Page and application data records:
◇ ◇ ◇ ◇
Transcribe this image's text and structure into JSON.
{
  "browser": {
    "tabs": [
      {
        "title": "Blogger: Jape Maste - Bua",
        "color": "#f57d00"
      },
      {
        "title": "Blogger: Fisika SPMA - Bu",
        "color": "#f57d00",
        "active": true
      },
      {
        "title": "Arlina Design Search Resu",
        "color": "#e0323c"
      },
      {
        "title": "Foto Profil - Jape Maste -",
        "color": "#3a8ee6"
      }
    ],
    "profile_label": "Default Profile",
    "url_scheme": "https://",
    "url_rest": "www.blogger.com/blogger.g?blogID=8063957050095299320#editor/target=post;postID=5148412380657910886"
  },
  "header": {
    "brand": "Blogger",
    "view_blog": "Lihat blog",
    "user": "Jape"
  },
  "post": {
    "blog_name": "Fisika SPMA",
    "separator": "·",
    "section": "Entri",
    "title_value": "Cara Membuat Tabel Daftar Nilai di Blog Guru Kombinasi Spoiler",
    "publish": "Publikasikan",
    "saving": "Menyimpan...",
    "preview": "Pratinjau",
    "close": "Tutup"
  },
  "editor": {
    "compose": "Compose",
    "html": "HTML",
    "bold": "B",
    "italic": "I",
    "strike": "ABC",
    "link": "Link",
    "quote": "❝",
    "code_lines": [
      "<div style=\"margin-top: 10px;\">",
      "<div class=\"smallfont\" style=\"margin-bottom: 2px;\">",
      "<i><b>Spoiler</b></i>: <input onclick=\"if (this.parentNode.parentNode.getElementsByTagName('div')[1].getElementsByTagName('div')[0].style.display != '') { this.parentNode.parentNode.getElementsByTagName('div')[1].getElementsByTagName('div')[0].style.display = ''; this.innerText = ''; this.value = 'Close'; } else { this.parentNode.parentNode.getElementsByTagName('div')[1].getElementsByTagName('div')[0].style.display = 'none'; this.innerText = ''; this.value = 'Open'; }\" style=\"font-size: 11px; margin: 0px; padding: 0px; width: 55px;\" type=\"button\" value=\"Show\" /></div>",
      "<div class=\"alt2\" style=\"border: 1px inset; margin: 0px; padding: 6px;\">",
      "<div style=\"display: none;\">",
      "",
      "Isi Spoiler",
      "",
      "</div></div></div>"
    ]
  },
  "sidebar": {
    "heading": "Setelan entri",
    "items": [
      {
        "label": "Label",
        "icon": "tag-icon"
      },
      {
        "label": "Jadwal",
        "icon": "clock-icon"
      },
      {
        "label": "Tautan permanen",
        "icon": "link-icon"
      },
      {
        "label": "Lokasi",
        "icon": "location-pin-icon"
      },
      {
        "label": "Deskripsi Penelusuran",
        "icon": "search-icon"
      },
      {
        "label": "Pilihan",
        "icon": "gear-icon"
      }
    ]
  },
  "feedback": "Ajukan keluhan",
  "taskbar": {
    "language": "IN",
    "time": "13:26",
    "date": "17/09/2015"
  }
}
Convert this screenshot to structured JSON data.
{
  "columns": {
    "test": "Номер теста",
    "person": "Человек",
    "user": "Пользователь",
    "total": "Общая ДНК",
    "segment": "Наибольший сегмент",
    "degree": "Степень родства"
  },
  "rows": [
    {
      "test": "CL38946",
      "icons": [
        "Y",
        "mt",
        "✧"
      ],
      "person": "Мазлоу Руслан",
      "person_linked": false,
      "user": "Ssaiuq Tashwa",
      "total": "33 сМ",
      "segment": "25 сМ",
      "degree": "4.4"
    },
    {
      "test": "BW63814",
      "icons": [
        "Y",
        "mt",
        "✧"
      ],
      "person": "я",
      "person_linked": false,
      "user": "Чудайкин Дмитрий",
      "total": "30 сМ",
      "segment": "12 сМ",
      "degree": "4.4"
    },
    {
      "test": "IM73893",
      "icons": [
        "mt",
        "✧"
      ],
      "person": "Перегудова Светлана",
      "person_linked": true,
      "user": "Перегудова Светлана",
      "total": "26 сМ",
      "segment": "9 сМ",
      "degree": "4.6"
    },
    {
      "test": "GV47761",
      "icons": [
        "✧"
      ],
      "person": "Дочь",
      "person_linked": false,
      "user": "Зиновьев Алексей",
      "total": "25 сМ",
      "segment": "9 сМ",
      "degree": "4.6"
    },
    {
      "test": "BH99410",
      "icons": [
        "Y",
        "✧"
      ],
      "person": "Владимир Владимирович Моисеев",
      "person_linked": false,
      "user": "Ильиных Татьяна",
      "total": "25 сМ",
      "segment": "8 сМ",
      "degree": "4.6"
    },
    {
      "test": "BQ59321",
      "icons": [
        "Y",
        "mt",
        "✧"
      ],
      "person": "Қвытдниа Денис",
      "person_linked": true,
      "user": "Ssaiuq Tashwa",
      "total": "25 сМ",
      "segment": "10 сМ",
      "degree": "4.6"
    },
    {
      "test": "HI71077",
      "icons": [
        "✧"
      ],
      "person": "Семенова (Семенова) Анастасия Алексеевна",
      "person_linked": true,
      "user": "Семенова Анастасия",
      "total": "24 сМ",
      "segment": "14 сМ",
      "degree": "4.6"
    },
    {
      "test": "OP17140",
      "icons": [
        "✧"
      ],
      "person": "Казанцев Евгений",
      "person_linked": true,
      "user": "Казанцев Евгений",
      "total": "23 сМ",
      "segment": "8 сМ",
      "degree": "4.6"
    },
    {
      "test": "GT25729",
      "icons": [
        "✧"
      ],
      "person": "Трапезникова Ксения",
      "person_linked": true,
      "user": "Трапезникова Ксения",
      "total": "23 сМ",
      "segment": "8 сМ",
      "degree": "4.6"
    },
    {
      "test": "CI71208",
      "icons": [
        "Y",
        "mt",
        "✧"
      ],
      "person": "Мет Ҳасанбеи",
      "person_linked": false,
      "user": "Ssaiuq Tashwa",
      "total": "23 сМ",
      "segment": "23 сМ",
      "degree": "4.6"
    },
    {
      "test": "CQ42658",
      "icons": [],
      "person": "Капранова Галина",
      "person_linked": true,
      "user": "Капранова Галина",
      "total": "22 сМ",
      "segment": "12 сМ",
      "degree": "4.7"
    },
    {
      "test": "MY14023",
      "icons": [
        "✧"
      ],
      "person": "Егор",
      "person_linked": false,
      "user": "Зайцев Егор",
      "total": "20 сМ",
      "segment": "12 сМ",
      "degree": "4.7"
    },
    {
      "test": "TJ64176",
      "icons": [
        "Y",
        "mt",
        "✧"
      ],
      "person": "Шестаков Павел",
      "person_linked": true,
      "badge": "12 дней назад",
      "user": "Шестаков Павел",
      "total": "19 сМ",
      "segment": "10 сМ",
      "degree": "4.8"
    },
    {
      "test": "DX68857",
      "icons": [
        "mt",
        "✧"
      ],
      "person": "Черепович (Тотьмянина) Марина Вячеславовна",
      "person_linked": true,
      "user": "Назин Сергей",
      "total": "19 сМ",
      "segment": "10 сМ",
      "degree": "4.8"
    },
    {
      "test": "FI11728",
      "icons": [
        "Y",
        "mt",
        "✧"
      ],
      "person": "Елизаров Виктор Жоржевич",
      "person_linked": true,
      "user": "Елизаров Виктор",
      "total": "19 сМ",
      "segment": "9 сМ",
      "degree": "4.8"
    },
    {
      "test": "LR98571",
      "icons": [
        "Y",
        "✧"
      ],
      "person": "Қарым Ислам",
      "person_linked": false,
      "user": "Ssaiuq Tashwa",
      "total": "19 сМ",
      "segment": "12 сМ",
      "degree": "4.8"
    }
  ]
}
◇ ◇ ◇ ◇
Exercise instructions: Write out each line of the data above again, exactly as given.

Result of the task:
Transcribe this image's text and structure into JSON.
{
  "browser": {
    "tabs": [
      {
        "title": "Blogger: Jape Maste - Bua",
        "color": "#f57d00"
      },
      {
        "title": "Blogger: Fisika SPMA - Bu",
        "color": "#f57d00",
        "active": true
      },
      {
        "title": "Arlina Design Search Resu",
        "color": "#e0323c"
      },
      {
        "title": "Foto Profil - Jape Maste -",
        "color": "#3a8ee6"
      }
    ],
    "profile_label": "Default Profile",
    "url_scheme": "https://",
    "url_rest": "www.blogger.com/blogger.g?blogID=8063957050095299320#editor/target=post;postID=5148412380657910886"
  },
  "header": {
    "brand": "Blogger",
    "view_blog": "Lihat blog",
    "user": "Jape"
  },
  "post": {
    "blog_name": "Fisika SPMA",
    "separator": "·",
    "section": "Entri",
    "title_value": "Cara Membuat Tabel Daftar Nilai di Blog Guru Kombinasi Spoiler",
    "publish": "Publikasikan",
    "saving": "Menyimpan...",
    "preview": "Pratinjau",
    "close": "Tutup"
  },
  "editor": {
    "compose": "Compose",
    "html": "HTML",
    "bold": "B",
    "italic": "I",
    "strike": "ABC",
    "link": "Link",
    "quote": "❝",
    "code_lines": [
      "<div style=\"margin-top: 10px;\">",
      "<div class=\"smallfont\" style=\"margin-bottom: 2px;\">",
      "<i><b>Spoiler</b></i>: <input onclick=\"if (this.parentNode.parentNode.getElementsByTagName('div')[1].getElementsByTagName('div')[0].style.display != '') { this.parentNode.parentNode.getElementsByTagName('div')[1].getElementsByTagName('div')[0].style.display = ''; this.innerText = ''; this.value = 'Close'; } else { this.parentNode.parentNode.getElementsByTagName('div')[1].getElementsByTagName('div')[0].style.display = 'none'; this.innerText = ''; this.value = 'Open'; }\" style=\"font-size: 11px; margin: 0px; padding: 0px; width: 55px;\" type=\"button\" value=\"Show\" /></div>",
      "<div class=\"alt2\" style=\"border: 1px inset; margin: 0px; padding: 6px;\">",
      "<div style=\"display: none;\">",
      "",
      "Isi Spoiler",
      "",
      "</div></div></div>"
    ]
  },
  "sidebar": {
    "heading": "Setelan entri",
    "items": [
      {
        "label": "Label",
        "icon": "tag-icon"
      },
      {
        "label": "Jadwal",
        "icon": "clock-icon"
      },
      {
        "label": "Tautan permanen",
        "icon": "link-icon"
      },
      {
        "label": "Lokasi",
        "icon": "location-pin-icon"
      },
      {
        "label": "Deskripsi Penelusuran",
        "icon": "search-icon"
      },
      {
        "label": "Pilihan",
        "icon": "gear-icon"
      }
    ]
  },
  "feedback": "Ajukan keluhan",
  "taskbar": {
    "language": "IN",
    "time": "13:26",
    "date": "17/09/2015"
  }
}
Convert this screenshot to structured JSON data.
{
  "columns": {
    "test": "Номер теста",
    "person": "Человек",
    "user": "Пользователь",
    "total": "Общая ДНК",
    "segment": "Наибольший сегмент",
    "degree": "Степень родства"
  },
  "rows": [
    {
      "test": "CL38946",
      "icons": [
        "Y",
        "mt",
        "✧"
      ],
      "person": "Мазлоу Руслан",
      "person_linked": false,
      "user": "Ssaiuq Tashwa",
      "total": "33 сМ",
      "segment": "25 сМ",
      "degree": "4.4"
    },
    {
      "test": "BW63814",
      "icons": [
        "Y",
        "mt",
        "✧"
      ],
      "person": "я",
      "person_linked": false,
      "user": "Чудайкин Дмитрий",
      "total": "30 сМ",
      "segment": "12 сМ",
      "degree": "4.4"
    },
    {
      "test": "IM73893",
      "icons": [
        "mt",
        "✧"
      ],
      "person": "Перегудова Светлана",
      "person_linked": true,
      "user": "Перегудова Светлана",
      "total": "26 сМ",
      "segment": "9 сМ",
      "degree": "4.6"
    },
    {
      "test": "GV47761",
      "icons": [
        "✧"
      ],
      "person": "Дочь",
      "person_linked": false,
      "user": "Зиновьев Алексей",
      "total": "25 сМ",
      "segment": "9 сМ",
      "degree": "4.6"
    },
    {
      "test": "BH99410",
      "icons": [
        "Y",
        "✧"
      ],
      "person": "Владимир Владимирович Моисеев",
      "person_linked": false,
      "user": "Ильиных Татьяна",
      "total": "25 сМ",
      "segment": "8 сМ",
      "degree": "4.6"
    },
    {
      "test": "BQ59321",
      "icons": [
        "Y",
        "mt",
        "✧"
      ],
      "person": "Қвытдниа Денис",
      "person_linked": true,
      "user": "Ssaiuq Tashwa",
      "total": "25 сМ",
      "segment": "10 сМ",
      "degree": "4.6"
    },
    {
      "test": "HI71077",
      "icons": [
        "✧"
      ],
      "person": "Семенова (Семенова) Анастасия Алексеевна",
      "person_linked": true,
      "user": "Семенова Анастасия",
      "total": "24 сМ",
      "segment": "14 сМ",
      "degree": "4.6"
    },
    {
      "test": "OP17140",
      "icons": [
        "✧"
      ],
      "person": "Казанцев Евгений",
      "person_linked": true,
      "user": "Казанцев Евгений",
      "total": "23 сМ",
      "segment": "8 сМ",
      "degree": "4.6"
    },
    {
      "test": "GT25729",
      "icons": [
        "✧"
      ],
      "person": "Трапезникова Ксения",
      "person_linked": true,
      "user": "Трапезникова Ксения",
      "total": "23 сМ",
      "segment": "8 сМ",
      "degree": "4.6"
    },
    {
      "test": "CI71208",
      "icons": [
        "Y",
        "mt",
        "✧"
      ],
      "person": "Мет Ҳасанбеи",
      "person_linked": false,
      "user": "Ssaiuq Tashwa",
      "total": "23 сМ",
      "segment": "23 сМ",
      "degree": "4.6"
    },
    {
      "test": "CQ42658",
      "icons": [],
      "person": "Капранова Галина",
      "person_linked": true,
      "user": "Капранова Галина",
      "total": "22 сМ",
      "segment": "12 сМ",
      "degree": "4.7"
    },
    {
      "test": "MY14023",
      "icons": [
        "✧"
      ],
      "person": "Егор",
      "person_linked": false,
      "user": "Зайцев Егор",
      "total": "20 сМ",
      "segment": "12 сМ",
      "degree": "4.7"
    },
    {
      "test": "TJ64176",
      "icons": [
        "Y",
        "mt",
        "✧"
      ],
      "person": "Шестаков Павел",
      "person_linked": true,
      "badge": "12 дней назад",
      "user": "Шестаков Павел",
      "total": "19 сМ",
      "segment": "10 сМ",
      "degree": "4.8"
    },
    {
      "test": "DX68857",
      "icons": [
        "mt",
        "✧"
      ],
      "person": "Черепович (Тотьмянина) Марина Вячеславовна",
      "person_linked": true,
      "user": "Назин Сергей",
      "total": "19 сМ",
      "segment": "10 сМ",
      "degree": "4.8"
    },
    {
      "test": "FI11728",
      "icons": [
        "Y",
        "mt",
        "✧"
      ],
      "person": "Елизаров Виктор Жоржевич",
      "person_linked": true,
      "user": "Елизаров Виктор",
      "total": "19 сМ",
      "segment": "9 сМ",
      "degree": "4.8"
    },
    {
      "test": "LR98571",
      "icons": [
        "Y",
        "✧"
      ],
      "person": "Қарым Ислам",
      "person_linked": false,
      "user": "Ssaiuq Tashwa",
      "total": "19 сМ",
      "segment": "12 сМ",
      "degree": "4.8"
    }
  ]
}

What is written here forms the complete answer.